━━━ Extracted data
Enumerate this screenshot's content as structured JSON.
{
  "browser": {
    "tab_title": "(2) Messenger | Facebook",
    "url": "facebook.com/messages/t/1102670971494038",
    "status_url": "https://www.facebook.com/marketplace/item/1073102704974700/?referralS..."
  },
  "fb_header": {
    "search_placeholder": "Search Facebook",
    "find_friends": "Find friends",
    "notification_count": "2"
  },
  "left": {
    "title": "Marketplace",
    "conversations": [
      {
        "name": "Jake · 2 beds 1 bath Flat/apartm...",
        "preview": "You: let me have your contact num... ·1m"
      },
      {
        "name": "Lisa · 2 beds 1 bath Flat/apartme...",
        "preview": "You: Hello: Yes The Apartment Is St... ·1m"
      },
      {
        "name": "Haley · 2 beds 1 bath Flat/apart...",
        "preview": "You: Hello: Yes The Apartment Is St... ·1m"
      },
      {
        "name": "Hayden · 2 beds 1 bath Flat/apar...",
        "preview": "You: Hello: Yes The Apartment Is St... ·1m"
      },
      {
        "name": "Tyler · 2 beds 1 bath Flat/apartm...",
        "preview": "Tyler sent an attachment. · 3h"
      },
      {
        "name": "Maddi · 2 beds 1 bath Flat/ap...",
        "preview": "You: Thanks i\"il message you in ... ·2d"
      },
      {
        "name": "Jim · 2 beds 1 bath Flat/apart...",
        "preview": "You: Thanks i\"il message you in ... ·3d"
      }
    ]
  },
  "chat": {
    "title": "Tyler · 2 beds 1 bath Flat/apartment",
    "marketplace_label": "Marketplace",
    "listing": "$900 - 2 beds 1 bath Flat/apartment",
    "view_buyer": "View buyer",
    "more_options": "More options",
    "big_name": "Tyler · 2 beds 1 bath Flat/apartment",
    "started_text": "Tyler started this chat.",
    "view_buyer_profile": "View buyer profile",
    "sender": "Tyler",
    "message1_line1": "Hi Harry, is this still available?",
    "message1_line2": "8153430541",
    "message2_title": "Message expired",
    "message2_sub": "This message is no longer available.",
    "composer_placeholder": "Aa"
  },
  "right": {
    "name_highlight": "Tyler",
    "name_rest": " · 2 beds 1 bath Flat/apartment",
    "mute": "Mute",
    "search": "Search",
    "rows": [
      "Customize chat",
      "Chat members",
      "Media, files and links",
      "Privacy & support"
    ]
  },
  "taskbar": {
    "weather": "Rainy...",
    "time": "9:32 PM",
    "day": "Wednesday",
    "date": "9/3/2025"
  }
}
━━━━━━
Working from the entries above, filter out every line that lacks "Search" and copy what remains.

_Solution to this task_:
    "search_placeholder": "Search Facebook",
    "search": "Search",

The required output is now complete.